Maintenance of RWH
 1. Clean the school roof thoroughly one every 15 days.

2. Clean the water tank once in 3 months, and keep the tank closed tight. The water sump should not be exposed to any sunlight or dust, and should be sealed air tight.

3. Flush the tap everyday in the morning to clear dirty and stagnant water stored in the collection pipes.

4. Change the coal in the filter once in two years, as dust particles can settle on the coal and will eventually contaminate harvested rainwater.

  Calculation of Rainwater Collected from the School’s Roof
The school’s roof measure 80 square feet * 20 square feet
80*20 = 160 * 20 liters of rainwater per square foot per day of heavy rain.

= 3,200 – 10% of water waste.

= 3,200 – 320

= 2,880 liters

RWH Testing
An important aspect of RWH quality testing is to determine bacteria contamination.
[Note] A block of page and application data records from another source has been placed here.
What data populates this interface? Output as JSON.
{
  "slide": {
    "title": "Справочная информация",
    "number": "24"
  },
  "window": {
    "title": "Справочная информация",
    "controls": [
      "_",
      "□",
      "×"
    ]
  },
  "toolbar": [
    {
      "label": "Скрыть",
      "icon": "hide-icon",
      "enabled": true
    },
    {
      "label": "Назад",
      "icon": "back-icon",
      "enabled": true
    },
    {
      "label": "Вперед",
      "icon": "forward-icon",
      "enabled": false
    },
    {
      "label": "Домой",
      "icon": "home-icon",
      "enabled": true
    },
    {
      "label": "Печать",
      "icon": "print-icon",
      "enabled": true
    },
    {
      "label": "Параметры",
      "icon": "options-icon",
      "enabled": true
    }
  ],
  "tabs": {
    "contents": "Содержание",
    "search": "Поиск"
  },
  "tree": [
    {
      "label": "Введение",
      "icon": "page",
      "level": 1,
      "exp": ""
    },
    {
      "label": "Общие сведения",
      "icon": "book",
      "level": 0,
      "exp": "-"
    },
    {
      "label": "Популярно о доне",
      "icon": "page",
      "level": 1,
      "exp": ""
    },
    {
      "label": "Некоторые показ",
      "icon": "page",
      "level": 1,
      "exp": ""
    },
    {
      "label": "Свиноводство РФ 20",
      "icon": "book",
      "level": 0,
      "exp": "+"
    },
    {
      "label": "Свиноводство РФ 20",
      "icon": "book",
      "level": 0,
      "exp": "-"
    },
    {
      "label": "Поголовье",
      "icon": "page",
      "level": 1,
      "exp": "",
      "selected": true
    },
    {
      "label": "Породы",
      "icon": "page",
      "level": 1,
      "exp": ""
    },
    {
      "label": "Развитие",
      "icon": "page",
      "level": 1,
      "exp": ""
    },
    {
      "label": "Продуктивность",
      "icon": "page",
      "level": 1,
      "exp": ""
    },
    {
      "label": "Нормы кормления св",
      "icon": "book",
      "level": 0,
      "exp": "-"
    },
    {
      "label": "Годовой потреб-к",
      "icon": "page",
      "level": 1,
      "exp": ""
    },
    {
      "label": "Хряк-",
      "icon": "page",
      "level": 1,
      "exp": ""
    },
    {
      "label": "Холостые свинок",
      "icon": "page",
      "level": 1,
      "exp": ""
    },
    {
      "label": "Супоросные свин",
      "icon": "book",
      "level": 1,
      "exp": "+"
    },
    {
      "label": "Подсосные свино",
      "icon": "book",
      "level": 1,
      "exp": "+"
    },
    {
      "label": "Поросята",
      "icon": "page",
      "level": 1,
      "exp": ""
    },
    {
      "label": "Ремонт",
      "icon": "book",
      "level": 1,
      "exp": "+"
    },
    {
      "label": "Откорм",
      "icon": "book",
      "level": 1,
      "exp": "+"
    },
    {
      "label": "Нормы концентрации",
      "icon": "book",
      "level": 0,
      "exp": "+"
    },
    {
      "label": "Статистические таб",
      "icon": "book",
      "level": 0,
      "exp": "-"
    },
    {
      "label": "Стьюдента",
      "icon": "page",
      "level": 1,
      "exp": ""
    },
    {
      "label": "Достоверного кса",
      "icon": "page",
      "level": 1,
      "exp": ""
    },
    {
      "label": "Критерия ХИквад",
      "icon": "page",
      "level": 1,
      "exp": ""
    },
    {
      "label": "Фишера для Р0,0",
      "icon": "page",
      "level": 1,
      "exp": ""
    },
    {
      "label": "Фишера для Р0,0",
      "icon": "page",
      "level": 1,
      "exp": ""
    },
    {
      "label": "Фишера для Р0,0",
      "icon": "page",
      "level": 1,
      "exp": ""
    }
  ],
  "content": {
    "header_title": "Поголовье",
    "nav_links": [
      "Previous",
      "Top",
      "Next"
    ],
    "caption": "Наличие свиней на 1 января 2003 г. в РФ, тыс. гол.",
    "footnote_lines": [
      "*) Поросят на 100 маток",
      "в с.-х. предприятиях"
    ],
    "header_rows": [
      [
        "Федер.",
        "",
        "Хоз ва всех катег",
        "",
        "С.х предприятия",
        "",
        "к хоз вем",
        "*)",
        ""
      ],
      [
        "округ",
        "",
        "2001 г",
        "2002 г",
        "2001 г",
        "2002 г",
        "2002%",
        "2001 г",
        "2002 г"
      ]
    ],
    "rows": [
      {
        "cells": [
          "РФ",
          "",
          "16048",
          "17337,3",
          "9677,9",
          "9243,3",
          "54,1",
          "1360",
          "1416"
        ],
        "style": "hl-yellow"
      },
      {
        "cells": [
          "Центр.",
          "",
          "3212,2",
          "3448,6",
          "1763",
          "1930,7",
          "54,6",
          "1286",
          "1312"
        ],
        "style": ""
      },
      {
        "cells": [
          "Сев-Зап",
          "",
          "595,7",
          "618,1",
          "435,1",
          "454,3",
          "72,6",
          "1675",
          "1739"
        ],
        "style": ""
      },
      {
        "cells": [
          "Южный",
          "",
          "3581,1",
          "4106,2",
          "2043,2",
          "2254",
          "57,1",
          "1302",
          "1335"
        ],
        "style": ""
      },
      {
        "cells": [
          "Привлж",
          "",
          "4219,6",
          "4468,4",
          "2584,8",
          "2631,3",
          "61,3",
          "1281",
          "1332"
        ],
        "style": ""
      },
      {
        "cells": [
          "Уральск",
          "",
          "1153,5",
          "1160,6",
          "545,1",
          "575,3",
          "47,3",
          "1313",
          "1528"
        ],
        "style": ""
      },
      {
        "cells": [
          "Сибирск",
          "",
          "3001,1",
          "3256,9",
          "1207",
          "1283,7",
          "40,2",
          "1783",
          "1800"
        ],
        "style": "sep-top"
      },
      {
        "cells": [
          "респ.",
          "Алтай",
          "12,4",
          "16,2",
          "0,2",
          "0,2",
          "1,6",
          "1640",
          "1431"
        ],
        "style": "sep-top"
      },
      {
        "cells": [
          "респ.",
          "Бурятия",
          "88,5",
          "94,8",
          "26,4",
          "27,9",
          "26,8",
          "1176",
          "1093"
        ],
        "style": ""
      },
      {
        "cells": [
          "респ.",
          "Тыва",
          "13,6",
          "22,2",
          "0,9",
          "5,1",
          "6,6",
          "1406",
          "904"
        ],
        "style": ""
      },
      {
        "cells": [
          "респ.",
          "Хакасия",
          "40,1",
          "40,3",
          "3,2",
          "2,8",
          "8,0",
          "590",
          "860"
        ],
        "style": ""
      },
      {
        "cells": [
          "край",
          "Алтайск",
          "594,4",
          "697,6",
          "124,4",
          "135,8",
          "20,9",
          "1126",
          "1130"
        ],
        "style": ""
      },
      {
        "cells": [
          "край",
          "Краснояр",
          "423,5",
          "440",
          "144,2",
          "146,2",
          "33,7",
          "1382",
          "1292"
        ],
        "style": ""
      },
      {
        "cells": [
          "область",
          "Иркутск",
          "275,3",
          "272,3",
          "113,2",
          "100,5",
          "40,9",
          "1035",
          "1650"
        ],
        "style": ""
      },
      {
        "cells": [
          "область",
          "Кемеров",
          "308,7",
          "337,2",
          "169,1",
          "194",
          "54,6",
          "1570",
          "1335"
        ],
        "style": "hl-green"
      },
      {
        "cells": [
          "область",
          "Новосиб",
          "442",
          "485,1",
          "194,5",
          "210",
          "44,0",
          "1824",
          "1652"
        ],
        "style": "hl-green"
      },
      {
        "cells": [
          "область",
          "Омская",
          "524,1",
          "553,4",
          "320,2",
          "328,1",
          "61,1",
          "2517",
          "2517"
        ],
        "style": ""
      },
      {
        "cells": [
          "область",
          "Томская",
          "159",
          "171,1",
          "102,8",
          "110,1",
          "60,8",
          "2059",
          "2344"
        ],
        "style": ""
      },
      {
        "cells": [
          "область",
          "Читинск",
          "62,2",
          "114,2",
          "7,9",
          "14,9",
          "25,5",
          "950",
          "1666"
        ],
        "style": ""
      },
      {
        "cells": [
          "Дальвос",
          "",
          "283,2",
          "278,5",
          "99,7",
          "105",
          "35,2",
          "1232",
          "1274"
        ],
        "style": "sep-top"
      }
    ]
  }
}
Bacteria can develop if water is exposed to contaminants (such as dust found in the water sump or roof), and adequate sunlight and air. For this reason, RWH sumps are often sealed to avoid light exposure and are regularly cleaned. Nonetheless, it is important to regularly test harvested rain water for the presence of bacteria, especially if RWH is being used to collect potable water. Mr. Sunil advised teachers and students to clean the school’s roof once every 15 days, and the water sump once quarter. He also encouraged them to test for the presence of bacteria in harvested rain water once every quarter while cleaning the water sump.

The H2S Strip Test is a ready-to-use, simple device that measures the presence of bacteria by detecting the presence of hydrogen sulphide (H2S), a chemical produced by bacteria during decomposition of organic material. The test involves a sterilized paper strip treated with Agar base. This compound is manufactured in a lab with some food particles and proteins, and is then stored in a sterilized glass bottle. Upon filling the glass bottle with a water sample from the water sump, store the bottle for 24-48 hours at room temperature (25-37 degrees Celsius). If bacteria are present in the water sample, they will produce H2S during their decomposition of the paper strip, which turns the water sample black in color. This means that harvested rain water is not potable and hence students and teachers should not drink this water.
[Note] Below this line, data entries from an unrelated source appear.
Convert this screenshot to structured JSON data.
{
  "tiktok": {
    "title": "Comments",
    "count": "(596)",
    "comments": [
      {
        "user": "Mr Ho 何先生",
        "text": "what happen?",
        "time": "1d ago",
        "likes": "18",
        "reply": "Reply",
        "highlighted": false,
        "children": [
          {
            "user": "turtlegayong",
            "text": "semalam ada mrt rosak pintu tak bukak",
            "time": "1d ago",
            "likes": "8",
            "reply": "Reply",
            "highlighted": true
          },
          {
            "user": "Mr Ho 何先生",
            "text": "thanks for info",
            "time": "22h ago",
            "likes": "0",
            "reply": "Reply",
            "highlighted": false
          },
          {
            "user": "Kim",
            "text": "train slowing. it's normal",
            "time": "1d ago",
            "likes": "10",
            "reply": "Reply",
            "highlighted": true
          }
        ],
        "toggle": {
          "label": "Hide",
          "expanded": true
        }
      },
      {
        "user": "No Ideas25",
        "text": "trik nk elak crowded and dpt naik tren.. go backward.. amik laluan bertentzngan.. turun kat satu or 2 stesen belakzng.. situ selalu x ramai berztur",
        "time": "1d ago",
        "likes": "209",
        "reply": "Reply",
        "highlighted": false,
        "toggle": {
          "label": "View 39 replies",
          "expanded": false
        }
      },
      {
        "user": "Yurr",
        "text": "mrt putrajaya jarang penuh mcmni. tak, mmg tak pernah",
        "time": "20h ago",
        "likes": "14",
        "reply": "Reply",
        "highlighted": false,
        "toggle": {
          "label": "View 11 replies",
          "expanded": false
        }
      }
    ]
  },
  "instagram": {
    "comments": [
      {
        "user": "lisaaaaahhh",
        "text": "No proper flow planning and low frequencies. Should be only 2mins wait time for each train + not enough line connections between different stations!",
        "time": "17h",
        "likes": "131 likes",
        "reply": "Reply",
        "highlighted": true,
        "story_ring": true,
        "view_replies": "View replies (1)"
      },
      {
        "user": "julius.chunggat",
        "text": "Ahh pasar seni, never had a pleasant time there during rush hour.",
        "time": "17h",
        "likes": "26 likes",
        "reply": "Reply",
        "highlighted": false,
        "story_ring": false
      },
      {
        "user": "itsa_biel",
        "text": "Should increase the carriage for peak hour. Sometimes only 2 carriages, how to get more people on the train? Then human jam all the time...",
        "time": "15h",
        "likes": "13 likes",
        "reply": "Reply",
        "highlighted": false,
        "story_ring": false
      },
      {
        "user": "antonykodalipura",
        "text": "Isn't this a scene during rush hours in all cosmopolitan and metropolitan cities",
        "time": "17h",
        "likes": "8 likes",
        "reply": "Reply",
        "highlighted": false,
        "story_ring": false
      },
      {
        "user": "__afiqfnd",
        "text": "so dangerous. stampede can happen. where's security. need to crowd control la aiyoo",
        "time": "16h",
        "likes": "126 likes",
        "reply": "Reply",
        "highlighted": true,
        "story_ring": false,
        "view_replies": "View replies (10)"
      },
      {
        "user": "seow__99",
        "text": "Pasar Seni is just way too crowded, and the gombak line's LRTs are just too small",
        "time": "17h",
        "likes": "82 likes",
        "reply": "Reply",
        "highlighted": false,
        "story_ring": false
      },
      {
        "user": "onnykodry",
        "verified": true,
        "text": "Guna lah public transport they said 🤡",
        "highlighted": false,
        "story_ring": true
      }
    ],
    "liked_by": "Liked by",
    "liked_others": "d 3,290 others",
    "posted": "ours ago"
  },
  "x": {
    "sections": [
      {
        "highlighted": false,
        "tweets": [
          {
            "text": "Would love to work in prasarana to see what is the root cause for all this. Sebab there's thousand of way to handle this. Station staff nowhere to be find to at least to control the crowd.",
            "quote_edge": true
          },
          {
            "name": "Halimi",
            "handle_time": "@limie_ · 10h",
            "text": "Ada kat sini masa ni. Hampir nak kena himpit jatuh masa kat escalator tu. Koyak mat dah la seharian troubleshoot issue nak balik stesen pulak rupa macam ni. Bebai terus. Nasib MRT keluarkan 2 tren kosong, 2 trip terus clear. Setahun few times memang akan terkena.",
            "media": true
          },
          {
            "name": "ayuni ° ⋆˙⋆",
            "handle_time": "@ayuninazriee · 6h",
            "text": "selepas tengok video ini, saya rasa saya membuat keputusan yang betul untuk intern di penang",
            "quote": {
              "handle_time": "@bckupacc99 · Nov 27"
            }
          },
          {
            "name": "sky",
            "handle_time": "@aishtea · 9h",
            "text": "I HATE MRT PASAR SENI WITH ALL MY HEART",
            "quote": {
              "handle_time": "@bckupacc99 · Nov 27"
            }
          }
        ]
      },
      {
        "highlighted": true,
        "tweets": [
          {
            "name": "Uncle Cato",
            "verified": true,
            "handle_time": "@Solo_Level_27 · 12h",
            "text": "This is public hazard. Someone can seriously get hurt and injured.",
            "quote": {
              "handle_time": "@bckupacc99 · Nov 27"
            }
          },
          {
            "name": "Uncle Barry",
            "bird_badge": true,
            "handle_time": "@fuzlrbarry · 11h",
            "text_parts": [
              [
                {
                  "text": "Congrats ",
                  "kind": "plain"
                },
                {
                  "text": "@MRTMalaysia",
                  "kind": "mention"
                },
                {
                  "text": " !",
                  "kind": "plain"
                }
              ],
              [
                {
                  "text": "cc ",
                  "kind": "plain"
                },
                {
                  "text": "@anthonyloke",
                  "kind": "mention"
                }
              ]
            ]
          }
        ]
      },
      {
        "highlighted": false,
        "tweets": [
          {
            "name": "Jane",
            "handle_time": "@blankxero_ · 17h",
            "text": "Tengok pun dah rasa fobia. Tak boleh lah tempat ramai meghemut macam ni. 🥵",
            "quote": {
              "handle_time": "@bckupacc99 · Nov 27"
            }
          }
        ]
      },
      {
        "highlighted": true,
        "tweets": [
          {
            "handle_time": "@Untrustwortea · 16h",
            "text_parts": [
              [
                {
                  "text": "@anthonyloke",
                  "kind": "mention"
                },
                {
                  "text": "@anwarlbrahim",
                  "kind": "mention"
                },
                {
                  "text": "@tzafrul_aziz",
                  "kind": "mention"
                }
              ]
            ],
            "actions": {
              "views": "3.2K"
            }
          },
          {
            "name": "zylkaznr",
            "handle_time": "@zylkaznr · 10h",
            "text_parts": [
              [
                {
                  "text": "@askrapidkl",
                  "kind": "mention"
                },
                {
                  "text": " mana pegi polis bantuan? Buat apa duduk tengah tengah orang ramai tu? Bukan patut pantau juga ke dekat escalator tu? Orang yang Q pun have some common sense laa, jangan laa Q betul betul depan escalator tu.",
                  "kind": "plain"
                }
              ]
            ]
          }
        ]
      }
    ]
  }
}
Features of H2S Strip Test Kit

1. Ready-to-use: The water sample (20 ml) from the source can be directly placed into the glass bottle. The paper strip in the bottle is already coated with the Agar base, so no further preparation and sterilization of the glass bottle is required. The water sample does not need to be treated before placed into the sterilized glass bottle. The bacteria test can therefore be conducted directly at the water source (i.e. at the water sump).
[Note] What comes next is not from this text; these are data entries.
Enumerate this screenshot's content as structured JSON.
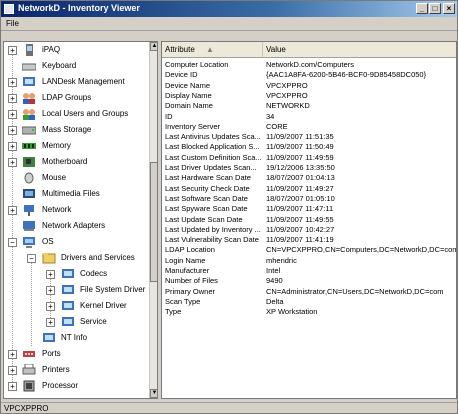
{
  "window": {
    "title": "NetworkD - Inventory Viewer",
    "minimize": "_",
    "maximize": "□",
    "close": "×"
  },
  "menu": {
    "file": "File"
  },
  "tree": {
    "expanders": {
      "collapsed": "+",
      "expanded": "−"
    },
    "items": [
      {
        "label": "iPAQ",
        "icon": "pda-icon"
      },
      {
        "label": "Keyboard",
        "icon": "keyboard-icon"
      },
      {
        "label": "LANDesk Management",
        "icon": "management-icon"
      },
      {
        "label": "LDAP Groups",
        "icon": "group-icon"
      },
      {
        "label": "Local Users and Groups",
        "icon": "users-icon"
      },
      {
        "label": "Mass Storage",
        "icon": "storage-icon"
      },
      {
        "label": "Memory",
        "icon": "memory-icon"
      },
      {
        "label": "Motherboard",
        "icon": "motherboard-icon"
      },
      {
        "label": "Mouse",
        "icon": "mouse-icon"
      },
      {
        "label": "Multimedia Files",
        "icon": "multimedia-icon"
      },
      {
        "label": "Network",
        "icon": "network-icon"
      },
      {
        "label": "Network Adapters",
        "icon": "adapter-icon"
      },
      {
        "label": "OS",
        "icon": "os-icon"
      },
      {
        "label": "Drivers and Services",
        "icon": "folder-icon"
      },
      {
        "label": "Codecs",
        "icon": "codec-icon"
      },
      {
        "label": "File System Driver",
        "icon": "driver-icon"
      },
      {
        "label": "Kernel Driver",
        "icon": "driver-icon"
      },
      {
        "label": "Service",
        "icon": "service-icon"
      },
      {
        "label": "NT Info",
        "icon": "info-icon"
      },
      {
        "label": "Ports",
        "icon": "ports-icon"
      },
      {
        "label": "Printers",
        "icon": "printer-icon"
      },
      {
        "label": "Processor",
        "icon": "processor-icon"
      }
    ]
  },
  "grid": {
    "headers": {
      "attribute": "Attribute",
      "value": "Value"
    },
    "rows": [
      {
        "attribute": "Computer Location",
        "value": "NetworkD.com/Computers"
      },
      {
        "attribute": "Device ID",
        "value": "{AAC1A8FA-6200-5B46-BCF0-9D85458DC050}"
      },
      {
        "attribute": "Device Name",
        "value": "VPCXPPRO"
      },
      {
        "attribute": "Display Name",
        "value": "VPCXPPRO"
      },
      {
        "attribute": "Domain Name",
        "value": "NETWORKD"
      },
      {
        "attribute": "ID",
        "value": "34"
      },
      {
        "attribute": "Inventory Server",
        "value": "CORE"
      },
      {
        "attribute": "Last Antivirus Updates Sca...",
        "value": "11/09/2007 11:51:35"
      },
      {
        "attribute": "Last Blocked Application S...",
        "value": "11/09/2007 11:50:49"
      },
      {
        "attribute": "Last Custom Definition Sca...",
        "value": "11/09/2007 11:49:59"
      },
      {
        "attribute": "Last Driver Updates Scan...",
        "value": "19/12/2006 13:35:50"
      },
      {
        "attribute": "Last Hardware Scan Date",
        "value": "18/07/2007 01:04:13"
      },
      {
        "attribute": "Last Security Check Date",
        "value": "11/09/2007 11:49:27"
      },
      {
        "attribute": "Last Software Scan Date",
        "value": "18/07/2007 01:05:10"
      },
      {
        "attribute": "Last Spyware Scan Date",
        "value": "11/09/2007 11:47:11"
      },
      {
        "attribute": "Last Update Scan Date",
        "value": "11/09/2007 11:49:55"
      },
      {
        "attribute": "Last Updated by Inventory ...",
        "value": "11/09/2007 10:42:27"
      },
      {
        "attribute": "Last Vulnerability Scan Date",
        "value": "11/09/2007 11:41:19"
      },
      {
        "attribute": "LDAP Location",
        "value": "CN=VPCXPPRO,CN=Computers,DC=NetworkD,DC=com"
      },
      {
        "attribute": "Login Name",
        "value": "mhendric"
      },
      {
        "attribute": "Manufacturer",
        "value": "Intel"
      },
      {
        "attribute": "Number of Files",
        "value": "9490"
      },
      {
        "attribute": "Primary Owner",
        "value": "CN=Administrator,CN=Users,DC=NetworkD,DC=com"
      },
      {
        "attribute": "Scan Type",
        "value": "Delta"
      },
      {
        "attribute": "Type",
        "value": "XP Workstation"
      }
    ]
  },
  "status": {
    "text": "VPCXPPRO"
  }
}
2. Simplicity: The H2S strip test–kit is so simple to use that anyone can perform its water-quality test. For the reason it is most suited for rural locations where there is inadequate infrastructure and resource persons to conduct a thorough laboratory test.

3. Economical: The H2S strip test–kit is very economical, as it does not require laboratory services and the materials for the test-kit are readily available and cost-effective.

4. Portability: The H2S strip test–kit is made up of glass, light in weight, and easy to carry anywhere.
Disposable: The H2S strip test–kit can be easily disposed after use.
5. Confidence: The H2S strip test–kit’s results are reliable, meaningful and reproducible.

6. Illustrative Direction: The H2S strip test–kit includes easy-to-follow, illustrative directions on how to use the kit.
Mr. Sunil left ten sets of the H2S strip test–kits with the Higher-Primary Government School. This would enable them to regularly test the quality of harvested rainwater to determine if it is suitable for drinking purposes.

How to purify the water?
If the rain water in the H2S glass bottle turns black, the water is not fit for drinking. In such case, take an empty, clean, and transparent plastic bottle and fill it half-way with harvested rain water. Place the plastic bottle on a flat roofing steel sheet, as shown the picture. Leave the bottle under the sun for three to four hours. This will kill any bacteria that are present in the water, and the water will be ready to drink. Alternatively, harvested rainwater can be made potable by boiling the water.